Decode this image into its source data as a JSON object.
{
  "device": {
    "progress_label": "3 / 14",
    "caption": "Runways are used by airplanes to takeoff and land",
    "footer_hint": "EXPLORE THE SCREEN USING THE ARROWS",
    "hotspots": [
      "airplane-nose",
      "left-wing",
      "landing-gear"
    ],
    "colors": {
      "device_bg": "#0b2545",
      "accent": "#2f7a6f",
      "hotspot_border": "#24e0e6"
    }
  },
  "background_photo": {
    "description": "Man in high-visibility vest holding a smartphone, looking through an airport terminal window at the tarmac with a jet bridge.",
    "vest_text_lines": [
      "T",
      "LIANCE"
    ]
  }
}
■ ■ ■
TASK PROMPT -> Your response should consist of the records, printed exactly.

ANSWER TO THE EXERCISE ->
Decode this image into its source data as a JSON object.
{
  "device": {
    "progress_label": "3 / 14",
    "caption": "Runways are used by airplanes to takeoff and land",
    "footer_hint": "EXPLORE THE SCREEN USING THE ARROWS",
    "hotspots": [
      "airplane-nose",
      "left-wing",
      "landing-gear"
    ],
    "colors": {
      "device_bg": "#0b2545",
      "accent": "#2f7a6f",
      "hotspot_border": "#24e0e6"
    }
  },
  "background_photo": {
    "description": "Man in high-visibility vest holding a smartphone, looking through an airport terminal window at the tarmac with a jet bridge.",
    "vest_text_lines": [
      "T",
      "LIANCE"
    ]
  }
}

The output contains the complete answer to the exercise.